If supply in this cycle increases to between 2.2% and 2.5%, then a moderate decline in occupancy of 1.2% would imply steady demand growth of between 1% and 1.5%, which is something that seems reasonable if gross-domestic-product growth is indeed around 2% for the foreseeable future. Keep in mind that even small increases in rooms demand would imply new room-demand records.
The effect on ADR
Obviously the other question on operators’ minds is how ADR will behave.
Prevailing wisdom holds that in times of depressed occupancies that operators are not as aggressive with their rate increases as they try to preserve or even build up occupancy. But is the wisdom that “decrease in occupancy causes a decrease in rate” really a law of nature?
By looking back at the 1992 cycle, it seems that operators were not fazed by small declines, and actually ADR increased well over 5% on an annualized basis just as occupancies started to fall. Eventually ADR growth declined to just over 3%, but it never went negative. In other words, occupancy declines in the mid-1990s did not cause any rate declines at all.
In the current cycle, the ADR growth trajectory seems to hover around the 4% mark. It will be interesting to see what happens to hoteliers’ confidence once supply growth outpaces demand growth, which we expect to happen sometime in 2017.
The ADR increases between the 1992 cycle and the current cycle are virtually the same when adjusting for inflation. The reason that the ADR increase in the 1990s was more than 5% was probably that inflation was in the 3% range. Today it is much lower, and the consumer price index adjusted room rate increases are around 3.5%, as they were during the last cycle. And even when adjusting for inflation, ADRs never declined.
Outlook and conclusion
Where does this leave us?
It is highly likely to assume that in the near future the current building boom, coupled with sluggish economic growth, will lead to a supply-and-demand imbalance in favor of supply growth. Then each hotelier will face fewer occupied rooms—despite the fact that for industry actual numbers of rooms sold continues to break records. And the $100-billion question is if hoteliers will then sacrifice room rate to build occupancy or rather do the rational thing and take a slight occupancy hit and keep ADRs strong.

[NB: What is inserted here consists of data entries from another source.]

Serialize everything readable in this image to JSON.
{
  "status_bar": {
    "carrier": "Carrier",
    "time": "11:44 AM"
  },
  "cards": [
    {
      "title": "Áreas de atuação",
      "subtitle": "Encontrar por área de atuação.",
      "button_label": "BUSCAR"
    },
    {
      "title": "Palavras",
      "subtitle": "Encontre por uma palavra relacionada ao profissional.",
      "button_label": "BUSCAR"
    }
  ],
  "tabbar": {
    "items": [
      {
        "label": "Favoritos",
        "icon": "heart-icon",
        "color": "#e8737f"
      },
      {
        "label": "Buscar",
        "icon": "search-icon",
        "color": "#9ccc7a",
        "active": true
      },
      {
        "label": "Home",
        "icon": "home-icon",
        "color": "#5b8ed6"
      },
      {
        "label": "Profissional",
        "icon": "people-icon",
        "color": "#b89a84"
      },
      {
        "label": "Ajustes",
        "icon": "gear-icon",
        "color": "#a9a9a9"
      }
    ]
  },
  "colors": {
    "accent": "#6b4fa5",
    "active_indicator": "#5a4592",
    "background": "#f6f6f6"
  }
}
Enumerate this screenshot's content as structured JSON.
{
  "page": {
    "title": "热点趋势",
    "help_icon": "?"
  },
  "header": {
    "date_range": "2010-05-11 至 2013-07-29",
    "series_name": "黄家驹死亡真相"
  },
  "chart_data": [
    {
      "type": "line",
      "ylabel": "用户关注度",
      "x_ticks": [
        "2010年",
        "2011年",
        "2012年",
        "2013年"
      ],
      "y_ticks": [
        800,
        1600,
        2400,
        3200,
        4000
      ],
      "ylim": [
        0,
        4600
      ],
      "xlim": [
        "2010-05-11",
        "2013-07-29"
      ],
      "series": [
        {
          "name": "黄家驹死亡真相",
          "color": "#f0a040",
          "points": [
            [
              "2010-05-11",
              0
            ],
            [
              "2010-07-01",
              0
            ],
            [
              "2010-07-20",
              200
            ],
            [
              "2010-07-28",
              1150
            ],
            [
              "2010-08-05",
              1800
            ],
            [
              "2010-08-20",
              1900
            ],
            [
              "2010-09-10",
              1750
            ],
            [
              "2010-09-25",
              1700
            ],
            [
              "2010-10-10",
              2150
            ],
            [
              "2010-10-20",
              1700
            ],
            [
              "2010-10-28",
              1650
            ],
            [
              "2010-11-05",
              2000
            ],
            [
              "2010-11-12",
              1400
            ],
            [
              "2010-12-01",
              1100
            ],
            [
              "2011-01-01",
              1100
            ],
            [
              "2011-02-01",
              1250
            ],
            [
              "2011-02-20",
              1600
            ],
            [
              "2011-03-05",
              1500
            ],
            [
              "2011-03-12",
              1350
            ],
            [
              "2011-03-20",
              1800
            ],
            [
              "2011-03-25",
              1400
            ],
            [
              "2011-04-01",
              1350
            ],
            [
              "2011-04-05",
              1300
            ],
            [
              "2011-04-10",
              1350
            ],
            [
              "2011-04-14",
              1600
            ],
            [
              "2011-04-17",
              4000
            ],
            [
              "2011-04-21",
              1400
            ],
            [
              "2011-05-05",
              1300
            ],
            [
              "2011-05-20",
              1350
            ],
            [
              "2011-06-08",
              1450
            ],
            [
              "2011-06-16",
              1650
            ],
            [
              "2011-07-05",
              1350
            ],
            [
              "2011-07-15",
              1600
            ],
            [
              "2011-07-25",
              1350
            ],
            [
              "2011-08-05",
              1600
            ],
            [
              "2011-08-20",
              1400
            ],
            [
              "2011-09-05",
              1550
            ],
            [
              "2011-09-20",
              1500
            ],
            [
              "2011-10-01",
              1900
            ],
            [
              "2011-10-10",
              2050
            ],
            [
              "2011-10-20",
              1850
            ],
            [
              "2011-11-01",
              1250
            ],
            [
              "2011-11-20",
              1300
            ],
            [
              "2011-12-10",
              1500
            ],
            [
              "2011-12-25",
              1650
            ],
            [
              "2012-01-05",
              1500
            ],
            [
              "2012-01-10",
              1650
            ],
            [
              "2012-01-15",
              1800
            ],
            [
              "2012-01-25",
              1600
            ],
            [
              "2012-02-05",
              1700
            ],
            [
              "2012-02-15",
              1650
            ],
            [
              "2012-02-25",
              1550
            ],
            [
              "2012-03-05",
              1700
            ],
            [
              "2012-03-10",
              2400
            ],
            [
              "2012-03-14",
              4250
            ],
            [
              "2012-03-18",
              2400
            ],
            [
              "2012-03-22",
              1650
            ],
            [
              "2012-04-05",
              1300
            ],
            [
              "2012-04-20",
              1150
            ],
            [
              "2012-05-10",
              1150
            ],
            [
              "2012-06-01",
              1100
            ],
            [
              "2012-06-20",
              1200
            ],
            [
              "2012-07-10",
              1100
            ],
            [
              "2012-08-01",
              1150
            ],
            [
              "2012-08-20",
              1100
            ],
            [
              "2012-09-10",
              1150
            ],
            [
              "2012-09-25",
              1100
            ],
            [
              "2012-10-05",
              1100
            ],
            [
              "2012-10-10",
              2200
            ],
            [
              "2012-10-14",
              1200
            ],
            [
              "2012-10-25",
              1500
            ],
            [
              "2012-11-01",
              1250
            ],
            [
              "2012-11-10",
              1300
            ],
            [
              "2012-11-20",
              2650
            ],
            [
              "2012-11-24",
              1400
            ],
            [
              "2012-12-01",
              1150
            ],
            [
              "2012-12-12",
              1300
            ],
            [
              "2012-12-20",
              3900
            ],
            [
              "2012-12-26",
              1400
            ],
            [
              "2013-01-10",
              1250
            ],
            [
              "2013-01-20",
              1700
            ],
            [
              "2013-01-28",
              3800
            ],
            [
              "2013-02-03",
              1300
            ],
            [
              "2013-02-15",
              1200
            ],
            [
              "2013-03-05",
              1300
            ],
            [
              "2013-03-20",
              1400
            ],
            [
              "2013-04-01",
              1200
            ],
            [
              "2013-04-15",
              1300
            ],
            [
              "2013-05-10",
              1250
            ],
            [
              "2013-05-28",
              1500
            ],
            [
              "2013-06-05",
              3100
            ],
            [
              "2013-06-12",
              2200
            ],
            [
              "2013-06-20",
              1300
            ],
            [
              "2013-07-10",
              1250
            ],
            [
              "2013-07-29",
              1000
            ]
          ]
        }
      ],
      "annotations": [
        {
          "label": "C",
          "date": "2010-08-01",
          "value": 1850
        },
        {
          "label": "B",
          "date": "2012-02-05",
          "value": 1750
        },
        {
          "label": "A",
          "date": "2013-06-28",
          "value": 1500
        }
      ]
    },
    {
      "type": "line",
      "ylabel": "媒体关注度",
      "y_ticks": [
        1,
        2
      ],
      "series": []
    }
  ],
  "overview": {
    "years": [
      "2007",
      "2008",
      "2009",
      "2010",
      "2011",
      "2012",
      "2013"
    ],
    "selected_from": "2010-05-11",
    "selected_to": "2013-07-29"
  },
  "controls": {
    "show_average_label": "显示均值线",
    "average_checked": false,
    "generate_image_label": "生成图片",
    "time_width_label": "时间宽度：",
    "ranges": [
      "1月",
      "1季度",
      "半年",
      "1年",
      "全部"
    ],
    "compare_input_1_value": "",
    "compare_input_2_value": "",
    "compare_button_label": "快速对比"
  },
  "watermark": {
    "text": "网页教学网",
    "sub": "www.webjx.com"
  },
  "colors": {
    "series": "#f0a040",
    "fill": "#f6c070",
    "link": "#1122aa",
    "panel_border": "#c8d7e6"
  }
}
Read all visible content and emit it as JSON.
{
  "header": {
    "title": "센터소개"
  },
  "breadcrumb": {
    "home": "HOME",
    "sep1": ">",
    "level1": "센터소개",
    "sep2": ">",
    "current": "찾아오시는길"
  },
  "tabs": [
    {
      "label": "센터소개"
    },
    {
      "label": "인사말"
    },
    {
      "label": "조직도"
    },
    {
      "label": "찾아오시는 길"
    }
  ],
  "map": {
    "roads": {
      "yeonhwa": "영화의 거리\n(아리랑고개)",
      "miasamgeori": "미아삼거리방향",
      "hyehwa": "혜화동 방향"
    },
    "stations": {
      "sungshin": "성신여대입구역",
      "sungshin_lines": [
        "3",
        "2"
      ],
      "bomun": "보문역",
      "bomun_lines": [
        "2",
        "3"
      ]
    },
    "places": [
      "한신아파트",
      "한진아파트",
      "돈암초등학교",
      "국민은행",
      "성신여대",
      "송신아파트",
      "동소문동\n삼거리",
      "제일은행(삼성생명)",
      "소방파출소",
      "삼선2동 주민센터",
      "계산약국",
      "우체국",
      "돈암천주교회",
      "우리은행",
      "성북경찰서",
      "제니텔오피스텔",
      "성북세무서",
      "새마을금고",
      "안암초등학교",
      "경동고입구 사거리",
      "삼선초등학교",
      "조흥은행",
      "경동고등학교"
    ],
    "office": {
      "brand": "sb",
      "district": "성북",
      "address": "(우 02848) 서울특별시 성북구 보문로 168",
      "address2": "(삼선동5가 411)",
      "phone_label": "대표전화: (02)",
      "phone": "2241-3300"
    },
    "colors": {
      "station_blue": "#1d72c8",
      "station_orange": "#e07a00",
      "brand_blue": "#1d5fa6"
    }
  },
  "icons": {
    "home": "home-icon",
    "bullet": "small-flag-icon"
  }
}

Of course one of the main differences between the mid-1990s and today is almost complete price transparency. Whereas in prior decades competitors’ discounts and special offers were difficult to capture, today’s channel management software allows for complete insights into the competitive pricing landscape. A move by a competitor to decrease rates and to leave discounted channels open longer can trigger a competitive response to decrease ADR and a vicious cycle ensues. The old adage, “You are only as smart as your dumbest competitor,” is never truer than in this environment. It will be interesting to see how hoteliers react and if they can emulate the positive pricing environment of the middle and late 1990s.
Special thanks to SVP Bobby Bowers for the idea for this article.